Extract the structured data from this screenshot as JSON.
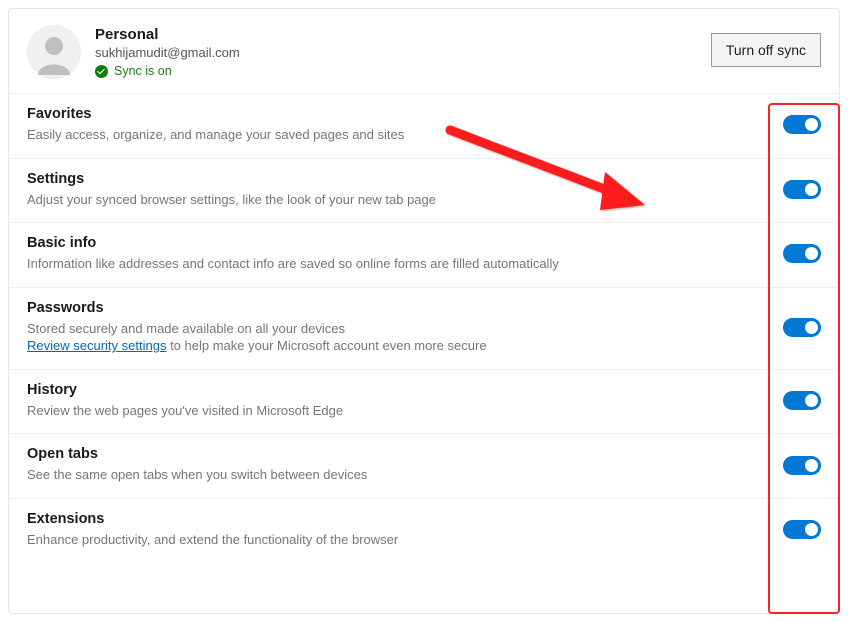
{
  "profile": {
    "name": "Personal",
    "email": "sukhijamudit@gmail.com",
    "sync_status": "Sync is on",
    "turn_off_label": "Turn off sync"
  },
  "items": [
    {
      "title": "Favorites",
      "desc": "Easily access, organize, and manage your saved pages and sites",
      "link": null,
      "after": ""
    },
    {
      "title": "Settings",
      "desc": "Adjust your synced browser settings, like the look of your new tab page",
      "link": null,
      "after": ""
    },
    {
      "title": "Basic info",
      "desc": "Information like addresses and contact info are saved so online forms are filled automatically",
      "link": null,
      "after": ""
    },
    {
      "title": "Passwords",
      "desc": "Stored securely and made available on all your devices",
      "link": "Review security settings",
      "after": " to help make your Microsoft account even more secure"
    },
    {
      "title": "History",
      "desc": "Review the web pages you've visited in Microsoft Edge",
      "link": null,
      "after": ""
    },
    {
      "title": "Open tabs",
      "desc": "See the same open tabs when you switch between devices",
      "link": null,
      "after": ""
    },
    {
      "title": "Extensions",
      "desc": "Enhance productivity, and extend the functionality of the browser",
      "link": null,
      "after": ""
    }
  ],
  "colors": {
    "accent": "#0078d4",
    "highlight": "#ff2222"
  }
}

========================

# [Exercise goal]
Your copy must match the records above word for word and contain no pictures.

# [Solution to the problem]
Extract the structured data from this screenshot as JSON.
{
  "profile": {
    "name": "Personal",
    "email": "sukhijamudit@gmail.com",
    "sync_status": "Sync is on",
    "turn_off_label": "Turn off sync"
  },
  "items": [
    {
      "title": "Favorites",
      "desc": "Easily access, organize, and manage your saved pages and sites",
      "link": null,
      "after": ""
    },
    {
      "title": "Settings",
      "desc": "Adjust your synced browser settings, like the look of your new tab page",
      "link": null,
      "after": ""
    },
    {
      "title": "Basic info",
      "desc": "Information like addresses and contact info are saved so online forms are filled automatically",
      "link": null,
      "after": ""
    },
    {
      "title": "Passwords",
      "desc": "Stored securely and made available on all your devices",
      "link": "Review security settings",
      "after": " to help make your Microsoft account even more secure"
    },
    {
      "title": "History",
      "desc": "Review the web pages you've visited in Microsoft Edge",
      "link": null,
      "after": ""
    },
    {
      "title": "Open tabs",
      "desc": "See the same open tabs when you switch between devices",
      "link": null,
      "after": ""
    },
    {
      "title": "Extensions",
      "desc": "Enhance productivity, and extend the functionality of the browser",
      "link": null,
      "after": ""
    }
  ],
  "colors": {
    "accent": "#0078d4",
    "highlight": "#ff2222"
  }
}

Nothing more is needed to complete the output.